Trade and commerce are the lifeblood of the global economy. Naturally, agreements among nations in a certain geographical area help facilitate relationships in ways that are ideally beneficial for everyone involved.
In late 2020, the Regional Comprehensive Economic Partnership (RCEP) was signed, officially creating the biggest trade bloc in history. Here, we break down everything you need to know about it, from who’s involved to its implications.
Who’s in the RCEP, and why was it created?
The RCEP is a free trade agreement between 15 nations in the Asia-Pacific region, and has been formalised after 28 rounds of discussion over 8 years.
Member nations who are a part of the RCEP will benefit from lowered or completely eliminated tariffs on imported goods and services within the region in the next 20 years.
Here are the countries which have signed on to be member nations:
|Country||Population (M)||Nominal GDP ($B)|
But there is still some work to do to bring the trade agreement into full effect.
Signing the agreement, the step taken in late 2020, is simply an initial show of support for the trade agreement, but now it needs to be ratified. That means these nations still have to give their consent to be legally bound to the terms within the RCEP. Once the RCEP is ratified by 3/5 of its signatories—a minimum of 6 ASEAN nations and 3 non-ASEAN nations—it will go ahead within 60 days.
So far, it’s been ratified by China, Japan, Thailand, and Singapore as of April 30, 2021.
At its current pace, the RCEP is set to come into effect in early 2022 as all member nations have agreed to complete the ratification process within the year.
Interestingly, in the midst of negotiations in 2019, India pulled out of the agreement.
This came after potential concerns about the trade bloc’s impacts on its industrial and agricultural sectors that affect the “lives and livelihoods of all Indians”.
India retains the option to rejoin the RCEP in future.
Biggest trading blocs compared
When we say the Regional Comprehensive Economic Partnership is the biggest trade bloc in history, this statement is not hyperbole.

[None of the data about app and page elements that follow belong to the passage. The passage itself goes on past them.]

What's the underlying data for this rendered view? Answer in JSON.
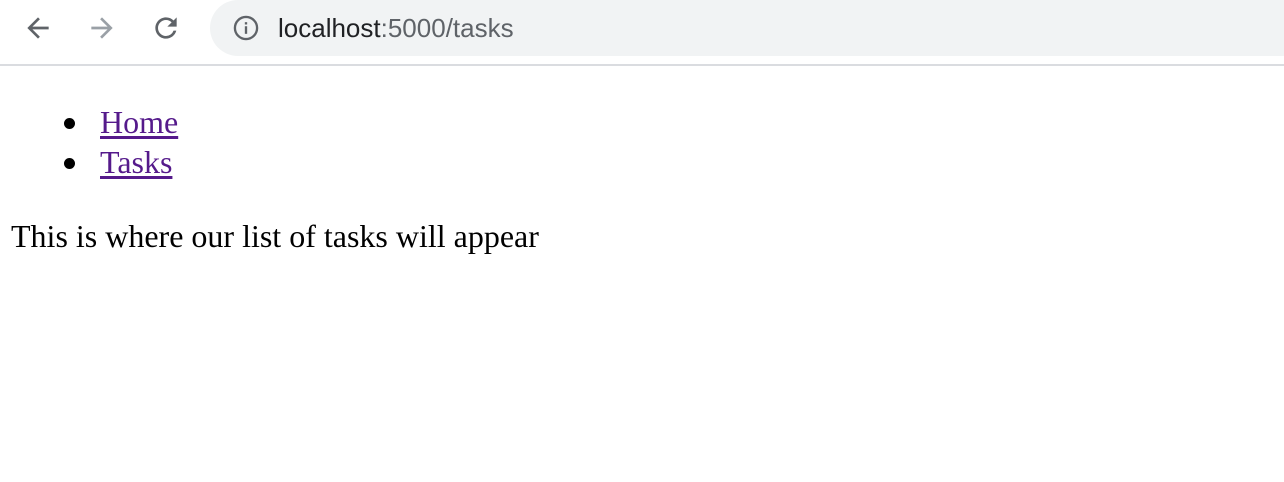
{
  "browser": {
    "icons": {
      "back": "arrow-left-icon",
      "forward": "arrow-right-icon",
      "reload": "reload-icon",
      "info": "info-circle-icon"
    },
    "url_host": "localhost",
    "url_rest": ":5000/tasks"
  },
  "page": {
    "nav": [
      {
        "label": "Home"
      },
      {
        "label": "Tasks"
      }
    ],
    "body_text": "This is where our list of tasks will appear"
  },
  "colors": {
    "link_visited": "#551a8b",
    "omnibox_bg": "#f1f3f4",
    "icon_gray": "#5f6368",
    "icon_disabled": "#9aa0a6"
  }
}
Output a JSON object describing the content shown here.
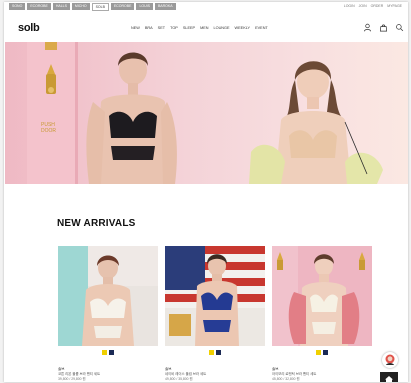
{
  "brand_tabs": [
    {
      "label": "SONO",
      "active": false
    },
    {
      "label": "ECOROBE",
      "active": false
    },
    {
      "label": "HALLS",
      "active": false
    },
    {
      "label": "MICHO",
      "active": false
    },
    {
      "label": "SOLB",
      "active": true
    },
    {
      "label": "ECOROBE",
      "active": false
    },
    {
      "label": "LOUIS",
      "active": false
    },
    {
      "label": "BAROKA",
      "active": false
    }
  ],
  "top_links": [
    "LOGIN",
    "JOIN",
    "ORDER",
    "MYPAGE"
  ],
  "header": {
    "logo": "solb",
    "nav": [
      "NEW",
      "BRA",
      "SET",
      "TOP",
      "SLEEP",
      "MEN",
      "LOUNGE",
      "WEEKLY",
      "EVENT"
    ],
    "icons": [
      "user-icon",
      "bag-icon",
      "search-icon"
    ]
  },
  "section": {
    "title": "NEW ARRIVALS"
  },
  "products": [
    {
      "name": "솔브",
      "desc": "코튼 리본 볼륨 브라 팬티 세트",
      "price": "39,800 / 29,800 원",
      "swatches": [
        "#f0d000",
        "#1b2a55"
      ]
    },
    {
      "name": "솔브",
      "desc": "네이비 레이스 풀컵 브라 세트",
      "price": "49,800 / 35,800 원",
      "swatches": [
        "#f0d000",
        "#1b2a55"
      ]
    },
    {
      "name": "솔브",
      "desc": "아이보리 로맨틱 브라 팬티 세트",
      "price": "45,800 / 32,800 원",
      "swatches": [
        "#f0d000",
        "#1b2a55"
      ]
    }
  ],
  "colors": {
    "hero_bg": "#f3cfd5",
    "accent": "#111111"
  }
}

The RCEP will not only surpass existing Asia-Pacific trade agreements such as the Comprehensive and Progressive Agreement for Trans-Pacific Partnership (CPTPP) in size and scope, but also other key regional partnerships in advanced economies.

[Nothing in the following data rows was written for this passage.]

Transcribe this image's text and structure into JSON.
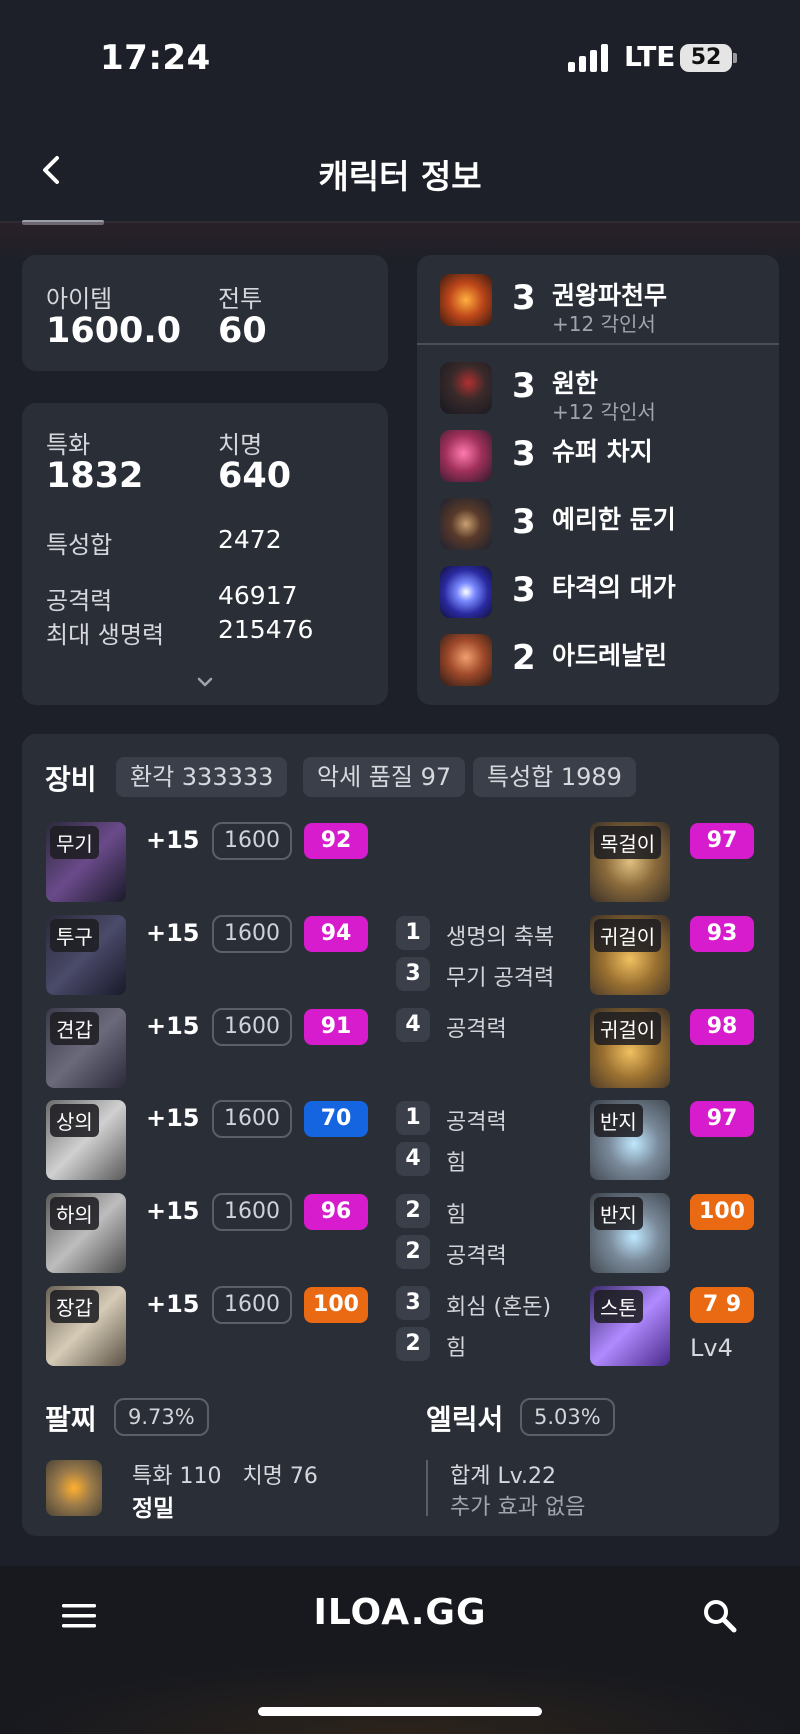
{
  "status_bar": {
    "time": "17:24",
    "network": "LTE",
    "battery": "52"
  },
  "header": {
    "title": "캐릭터 정보"
  },
  "level_card": {
    "item_label": "아이템",
    "item_value": "1600.0",
    "combat_label": "전투",
    "combat_value": "60"
  },
  "stats_card": {
    "spec_label": "특화",
    "spec_value": "1832",
    "crit_label": "치명",
    "crit_value": "640",
    "total_label": "특성합",
    "total_value": "2472",
    "atk_label": "공격력",
    "atk_value": "46917",
    "hp_label": "최대 생명력",
    "hp_value": "215476"
  },
  "engravings": [
    {
      "level": "3",
      "name": "권왕파천무",
      "sub": "+12 각인서"
    },
    {
      "level": "3",
      "name": "원한",
      "sub": "+12 각인서"
    },
    {
      "level": "3",
      "name": "슈퍼 차지",
      "sub": ""
    },
    {
      "level": "3",
      "name": "예리한 둔기",
      "sub": ""
    },
    {
      "level": "3",
      "name": "타격의 대가",
      "sub": ""
    },
    {
      "level": "2",
      "name": "아드레날린",
      "sub": ""
    }
  ],
  "equipment": {
    "title": "장비",
    "chips": [
      "환각 333333",
      "악세 품질 97",
      "특성합 1989"
    ],
    "gear": [
      {
        "tag": "무기",
        "upgrade": "+15",
        "ilvl": "1600",
        "quality": "92"
      },
      {
        "tag": "투구",
        "upgrade": "+15",
        "ilvl": "1600",
        "quality": "94"
      },
      {
        "tag": "견갑",
        "upgrade": "+15",
        "ilvl": "1600",
        "quality": "91"
      },
      {
        "tag": "상의",
        "upgrade": "+15",
        "ilvl": "1600",
        "quality": "70"
      },
      {
        "tag": "하의",
        "upgrade": "+15",
        "ilvl": "1600",
        "quality": "96"
      },
      {
        "tag": "장갑",
        "upgrade": "+15",
        "ilvl": "1600",
        "quality": "100"
      }
    ],
    "effects": [
      {
        "num": "1",
        "name": "생명의 축복"
      },
      {
        "num": "3",
        "name": "무기 공격력"
      },
      {
        "num": "4",
        "name": "공격력"
      },
      {
        "num": "1",
        "name": "공격력"
      },
      {
        "num": "4",
        "name": "힘"
      },
      {
        "num": "2",
        "name": "힘"
      },
      {
        "num": "2",
        "name": "공격력"
      },
      {
        "num": "3",
        "name": "회심 (혼돈)"
      },
      {
        "num": "2",
        "name": "힘"
      }
    ],
    "accessories": [
      {
        "tag": "목걸이",
        "quality": "97"
      },
      {
        "tag": "귀걸이",
        "quality": "93"
      },
      {
        "tag": "귀걸이",
        "quality": "98"
      },
      {
        "tag": "반지",
        "quality": "97"
      },
      {
        "tag": "반지",
        "quality": "100"
      },
      {
        "tag": "스톤",
        "quality": "7 9",
        "level": "Lv4"
      }
    ]
  },
  "bracelet": {
    "title": "팔찌",
    "percent": "9.73%",
    "stats": "특화 110   치명 76",
    "effect": "정밀"
  },
  "elixir": {
    "title": "엘릭서",
    "percent": "5.03%",
    "total": "합계 Lv.22",
    "extra": "추가 효과 없음"
  },
  "bottom_nav": {
    "logo": "ILOA.GG"
  },
  "colors": {
    "background": "#1d2028",
    "card": "#2a2e37",
    "quality_pink": "#d61ccd",
    "quality_blue": "#1565e0",
    "quality_orange": "#e96a12"
  }
}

This includes the EU and US-Mexico-Canada Agreement (USMCA, formerly known as NAFTA).
|Nominal GDP, 2020||Population, 2020|

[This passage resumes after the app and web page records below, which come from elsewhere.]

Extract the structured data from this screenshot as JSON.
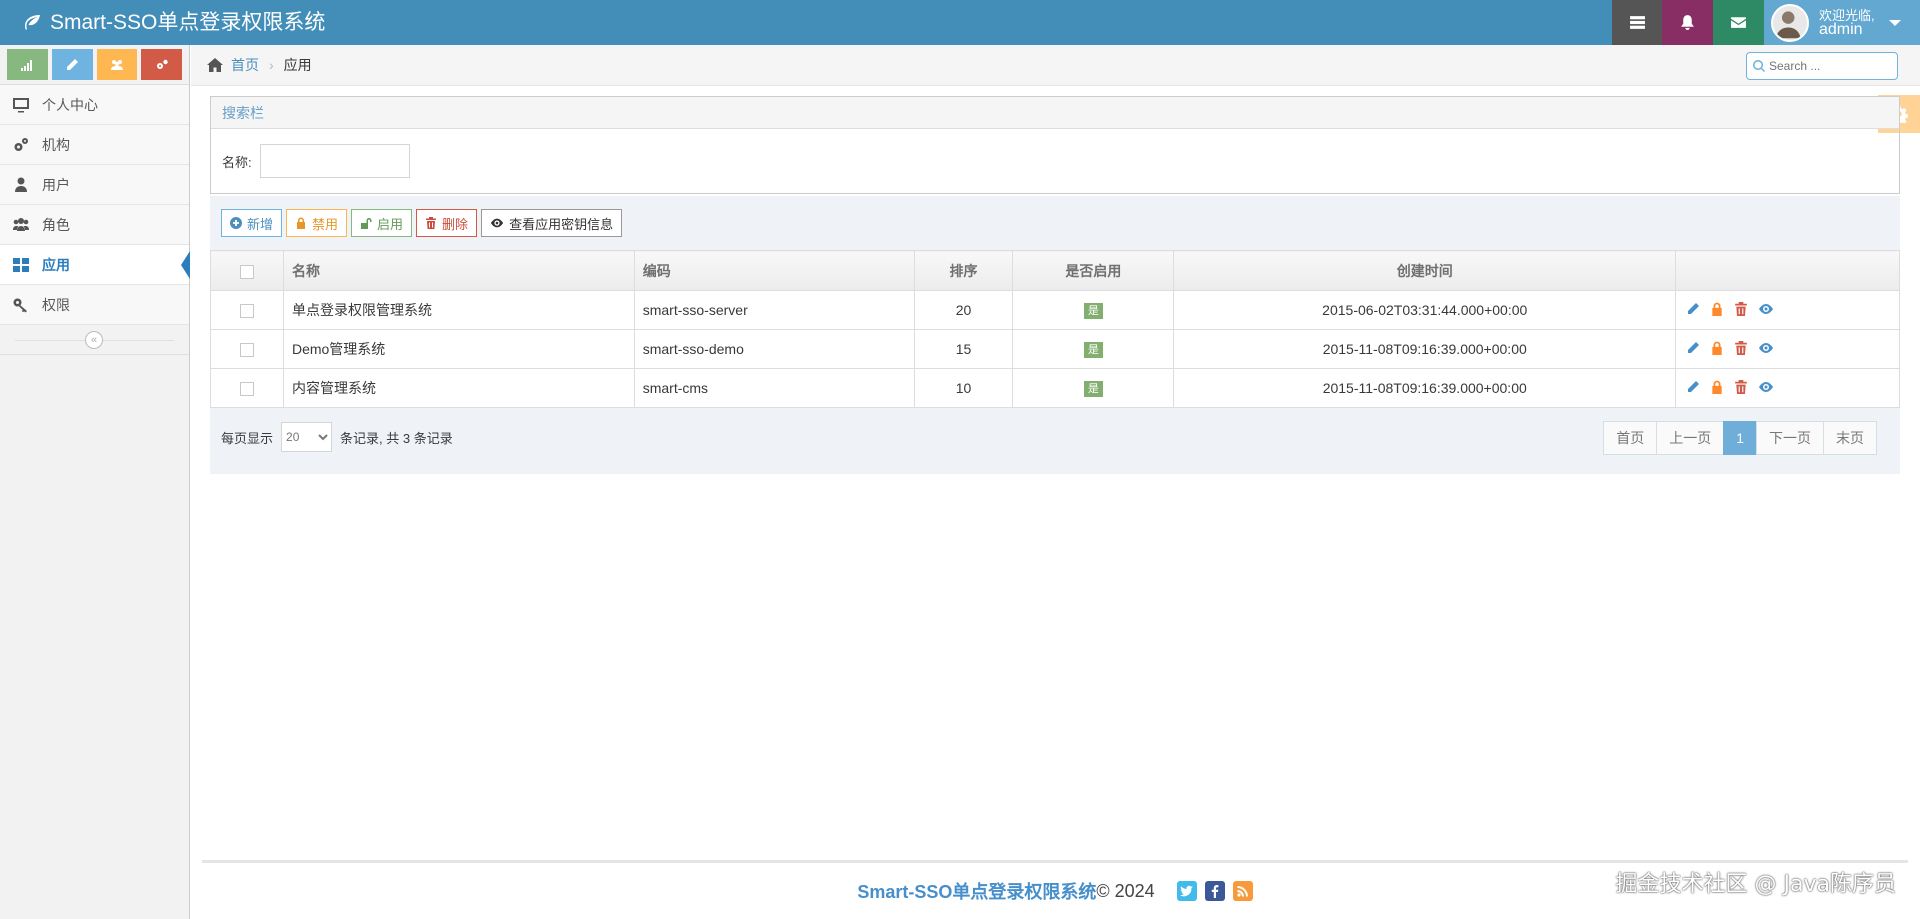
{
  "navbar": {
    "brand": "Smart-SSO单点登录权限系统",
    "welcome": "欢迎光临,",
    "username": "admin"
  },
  "sidebar": {
    "items": [
      {
        "label": "个人中心",
        "icon": "desktop-icon"
      },
      {
        "label": "机构",
        "icon": "cogs-icon"
      },
      {
        "label": "用户",
        "icon": "user-icon"
      },
      {
        "label": "角色",
        "icon": "users-icon"
      },
      {
        "label": "应用",
        "icon": "grid-icon",
        "active": true
      },
      {
        "label": "权限",
        "icon": "key-icon"
      }
    ],
    "collapse": "«"
  },
  "breadcrumb": {
    "home": "首页",
    "sep": "›",
    "current": "应用"
  },
  "search": {
    "placeholder": "Search ..."
  },
  "filter_panel": {
    "title": "搜索栏",
    "name_label": "名称:"
  },
  "toolbar": {
    "add": "新增",
    "disable": "禁用",
    "enable": "启用",
    "delete": "删除",
    "view_secret": "查看应用密钥信息"
  },
  "table": {
    "headers": [
      "名称",
      "编码",
      "排序",
      "是否启用",
      "创建时间"
    ],
    "rows": [
      {
        "name": "单点登录权限管理系统",
        "code": "smart-sso-server",
        "sort": "20",
        "enabled": "是",
        "created": "2015-06-02T03:31:44.000+00:00"
      },
      {
        "name": "Demo管理系统",
        "code": "smart-sso-demo",
        "sort": "15",
        "enabled": "是",
        "created": "2015-11-08T09:16:39.000+00:00"
      },
      {
        "name": "内容管理系统",
        "code": "smart-cms",
        "sort": "10",
        "enabled": "是",
        "created": "2015-11-08T09:16:39.000+00:00"
      }
    ]
  },
  "pager": {
    "per_page_label": "每页显示",
    "page_size": "20",
    "records_label": "条记录, 共 3 条记录",
    "first": "首页",
    "prev": "上一页",
    "current": "1",
    "next": "下一页",
    "last": "末页"
  },
  "footer": {
    "brand": "Smart-SSO单点登录权限系统",
    "copyright": " © 2024"
  },
  "watermark": "掘金技术社区 @ Java陈序员",
  "colors": {
    "navbar": "#438eb9",
    "accent": "#2b7dbc"
  }
}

|EU||$15.2 trillion||445 million|
|USMCA||$23.7 trillion||496 million|
|RCEP||$26.1 trillion||2.27 billion|
|World||$84.5 trillion||7.64 billion|
With the combined might of its 15 signatories, the RCEP accounts for approximately 30% of global GDP and population. Interestingly, the total population covered within the RCEP is near or over five times that of the other trade blocs.
Another regional agreement not covered here is the African Continental Free Trade Area (AfCFTA), which is now the largest in terms of participating countries (55 in total), but in the other metrics, the RCEP still emerges superior.
Implications of the Regional Comprehensive Economic Partnership
The potential effects of the RCEP are widespread. Among others, the agreement will establish rules for the region around:
– Intellectual property
However, there are some key exclusions that have raised critics’ eyebrows. These are:
– Labor union provisions
– Environmental protection
– Government subsidies
The RCEP could also help China gain even more ground in its economic race against the US towards becoming a global superpower.
Last, but most importantly, the Brookings estimates that the potential gains from the RCEP are in the high billions:
$209 billion could be added annually to world incomes, and $500 billion may be added to world trade by 2030.”
This article first appeared here: https://www.visualcapitalist.com/rcep-explained-the-worlds-biggest-trading-bloc-will-soon-be-in-asia-pacific/
Anupa (Iman) Ghosh is a senior writer and Publishing Operations Manager at Visual Capitalist, a data-driven media site focused on making the world’s information more accessible.